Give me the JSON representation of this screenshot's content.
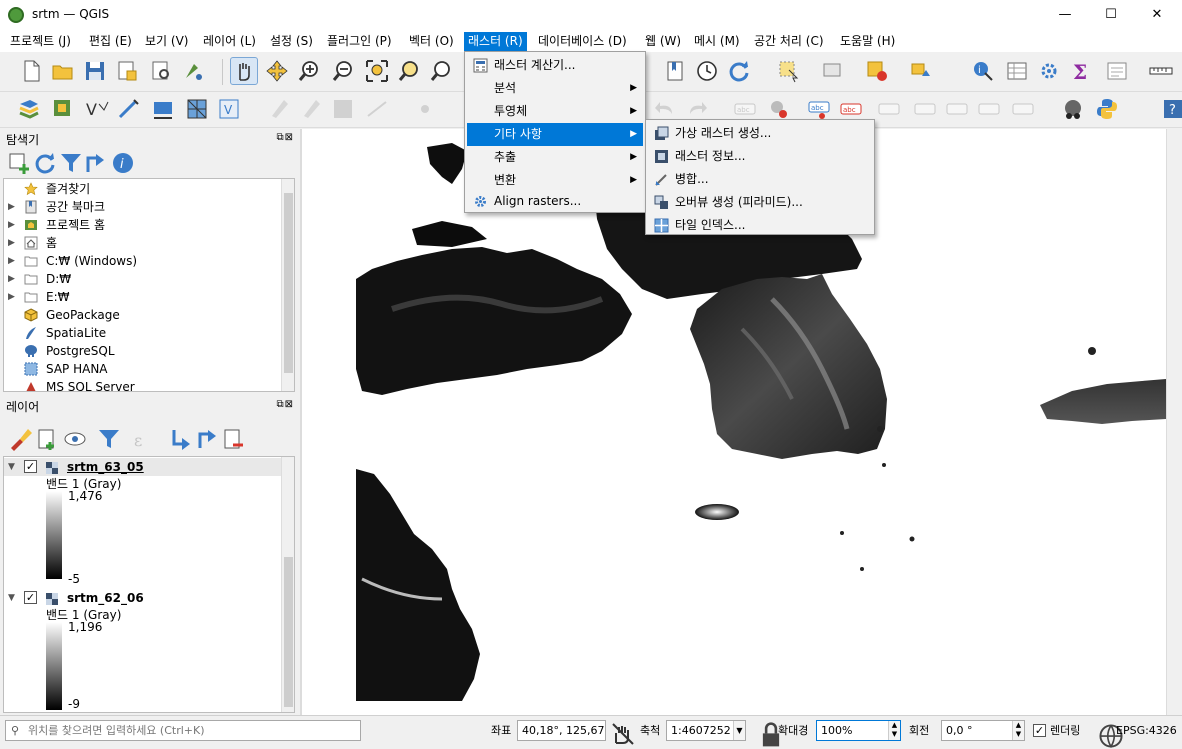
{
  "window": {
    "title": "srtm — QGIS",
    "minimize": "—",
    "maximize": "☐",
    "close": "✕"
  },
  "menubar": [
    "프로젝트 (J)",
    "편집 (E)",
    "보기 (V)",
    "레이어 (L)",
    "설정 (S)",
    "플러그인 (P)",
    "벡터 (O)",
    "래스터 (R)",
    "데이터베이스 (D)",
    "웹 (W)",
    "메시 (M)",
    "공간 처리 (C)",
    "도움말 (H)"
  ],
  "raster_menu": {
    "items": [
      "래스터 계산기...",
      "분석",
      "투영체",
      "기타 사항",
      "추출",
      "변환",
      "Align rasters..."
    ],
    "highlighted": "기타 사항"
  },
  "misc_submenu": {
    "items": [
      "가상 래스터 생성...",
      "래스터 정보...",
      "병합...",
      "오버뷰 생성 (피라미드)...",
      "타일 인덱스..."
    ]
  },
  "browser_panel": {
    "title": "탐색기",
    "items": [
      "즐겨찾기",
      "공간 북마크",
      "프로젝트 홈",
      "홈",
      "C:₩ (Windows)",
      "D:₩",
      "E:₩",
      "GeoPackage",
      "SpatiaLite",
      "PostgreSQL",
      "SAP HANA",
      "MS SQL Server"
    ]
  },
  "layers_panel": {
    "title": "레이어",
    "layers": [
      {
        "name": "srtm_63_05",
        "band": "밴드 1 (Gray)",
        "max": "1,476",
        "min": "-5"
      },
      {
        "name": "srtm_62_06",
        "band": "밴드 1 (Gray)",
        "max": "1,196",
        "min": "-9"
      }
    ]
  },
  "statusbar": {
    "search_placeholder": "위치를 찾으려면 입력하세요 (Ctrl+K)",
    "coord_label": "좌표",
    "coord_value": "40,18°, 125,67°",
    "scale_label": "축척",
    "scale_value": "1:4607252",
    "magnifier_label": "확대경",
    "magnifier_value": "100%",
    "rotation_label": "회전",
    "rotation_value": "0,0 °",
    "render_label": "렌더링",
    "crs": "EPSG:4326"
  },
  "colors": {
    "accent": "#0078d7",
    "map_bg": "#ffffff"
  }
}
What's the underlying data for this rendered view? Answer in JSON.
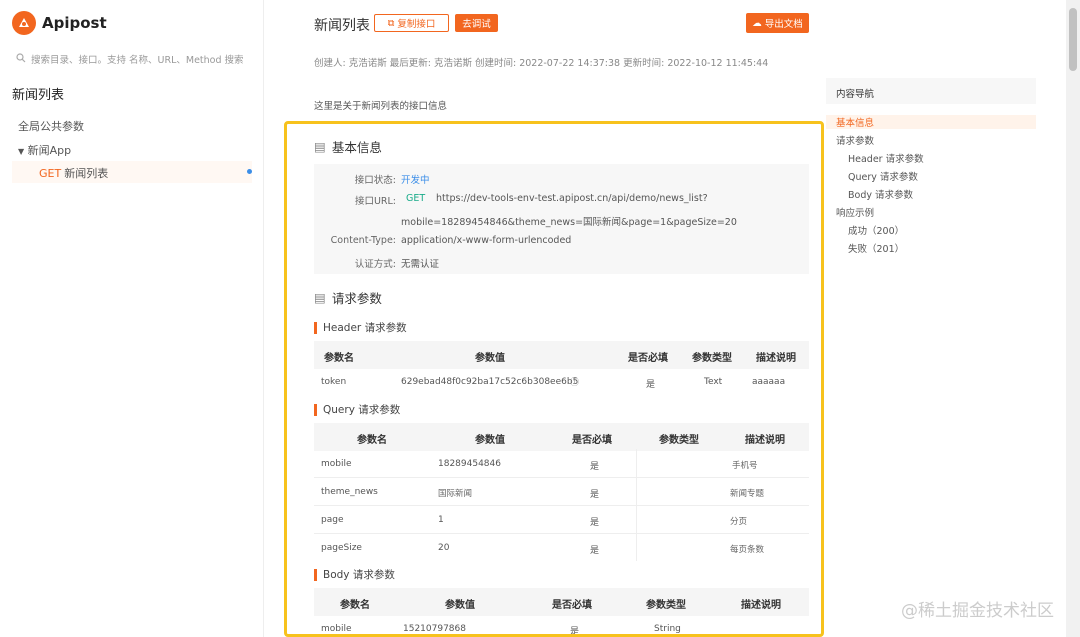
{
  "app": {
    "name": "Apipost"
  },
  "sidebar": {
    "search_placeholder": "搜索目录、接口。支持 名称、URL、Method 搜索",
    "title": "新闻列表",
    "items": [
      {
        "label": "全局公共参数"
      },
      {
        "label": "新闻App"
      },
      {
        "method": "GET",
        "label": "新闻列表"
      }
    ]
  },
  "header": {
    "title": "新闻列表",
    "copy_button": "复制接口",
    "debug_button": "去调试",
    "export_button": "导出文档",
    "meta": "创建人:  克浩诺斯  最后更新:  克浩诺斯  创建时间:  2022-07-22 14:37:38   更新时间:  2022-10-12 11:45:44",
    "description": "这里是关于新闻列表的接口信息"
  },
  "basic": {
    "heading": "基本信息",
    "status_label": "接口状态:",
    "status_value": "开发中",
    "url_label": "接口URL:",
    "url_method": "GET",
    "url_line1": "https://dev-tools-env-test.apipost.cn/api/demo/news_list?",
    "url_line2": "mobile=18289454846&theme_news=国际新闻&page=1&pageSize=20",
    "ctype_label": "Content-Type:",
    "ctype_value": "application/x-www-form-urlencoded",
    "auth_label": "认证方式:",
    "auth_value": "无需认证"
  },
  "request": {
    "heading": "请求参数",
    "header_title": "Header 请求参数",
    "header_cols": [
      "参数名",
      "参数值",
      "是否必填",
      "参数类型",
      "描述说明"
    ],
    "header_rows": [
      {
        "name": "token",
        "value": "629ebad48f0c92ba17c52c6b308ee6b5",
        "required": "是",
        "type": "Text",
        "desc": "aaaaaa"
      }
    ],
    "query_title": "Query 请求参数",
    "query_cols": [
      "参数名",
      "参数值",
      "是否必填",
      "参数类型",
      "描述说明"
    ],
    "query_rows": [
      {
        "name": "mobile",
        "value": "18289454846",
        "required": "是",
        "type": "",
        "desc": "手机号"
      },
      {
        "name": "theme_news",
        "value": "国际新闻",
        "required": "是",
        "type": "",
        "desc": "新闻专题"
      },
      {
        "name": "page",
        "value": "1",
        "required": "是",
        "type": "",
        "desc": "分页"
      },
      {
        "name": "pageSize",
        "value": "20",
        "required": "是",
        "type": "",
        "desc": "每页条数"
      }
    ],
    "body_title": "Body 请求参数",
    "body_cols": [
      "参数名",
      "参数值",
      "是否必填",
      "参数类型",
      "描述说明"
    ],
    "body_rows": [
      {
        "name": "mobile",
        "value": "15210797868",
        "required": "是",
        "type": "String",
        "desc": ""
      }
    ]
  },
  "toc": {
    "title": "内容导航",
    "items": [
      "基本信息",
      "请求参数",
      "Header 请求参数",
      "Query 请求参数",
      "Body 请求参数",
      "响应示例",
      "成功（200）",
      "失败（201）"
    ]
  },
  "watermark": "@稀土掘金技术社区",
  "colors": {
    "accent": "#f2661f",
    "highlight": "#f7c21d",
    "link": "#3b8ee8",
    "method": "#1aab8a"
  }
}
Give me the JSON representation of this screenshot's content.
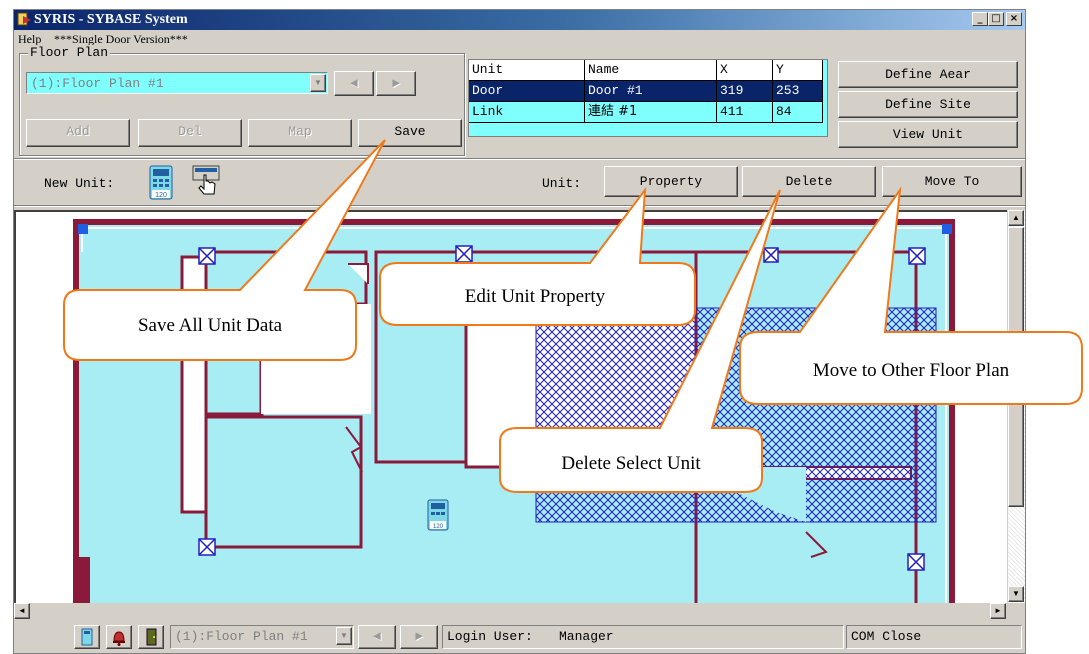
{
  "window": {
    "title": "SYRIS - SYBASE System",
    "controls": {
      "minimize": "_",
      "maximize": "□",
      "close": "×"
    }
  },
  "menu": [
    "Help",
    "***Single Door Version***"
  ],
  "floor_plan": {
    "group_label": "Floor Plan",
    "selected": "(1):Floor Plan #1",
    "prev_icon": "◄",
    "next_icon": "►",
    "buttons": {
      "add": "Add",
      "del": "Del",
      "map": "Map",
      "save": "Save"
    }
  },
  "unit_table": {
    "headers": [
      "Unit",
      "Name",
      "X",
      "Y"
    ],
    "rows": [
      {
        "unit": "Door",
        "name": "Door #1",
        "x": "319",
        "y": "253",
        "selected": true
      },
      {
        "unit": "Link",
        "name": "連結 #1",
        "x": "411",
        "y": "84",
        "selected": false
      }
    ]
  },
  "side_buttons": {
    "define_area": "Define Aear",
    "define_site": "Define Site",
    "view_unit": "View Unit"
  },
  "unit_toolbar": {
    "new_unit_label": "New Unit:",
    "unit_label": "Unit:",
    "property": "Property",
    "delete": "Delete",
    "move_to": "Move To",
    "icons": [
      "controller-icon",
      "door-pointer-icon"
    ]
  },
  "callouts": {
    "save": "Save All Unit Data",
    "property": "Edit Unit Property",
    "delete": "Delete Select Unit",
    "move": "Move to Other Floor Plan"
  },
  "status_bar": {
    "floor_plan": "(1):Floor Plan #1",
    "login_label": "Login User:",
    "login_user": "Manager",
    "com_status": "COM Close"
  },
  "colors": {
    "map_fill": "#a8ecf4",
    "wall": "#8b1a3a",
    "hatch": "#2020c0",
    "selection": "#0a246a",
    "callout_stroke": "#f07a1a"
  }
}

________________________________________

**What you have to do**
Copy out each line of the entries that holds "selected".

**Task response**
    "selected": "(1):Floor Plan #1",
        "selected": true
        "selected": false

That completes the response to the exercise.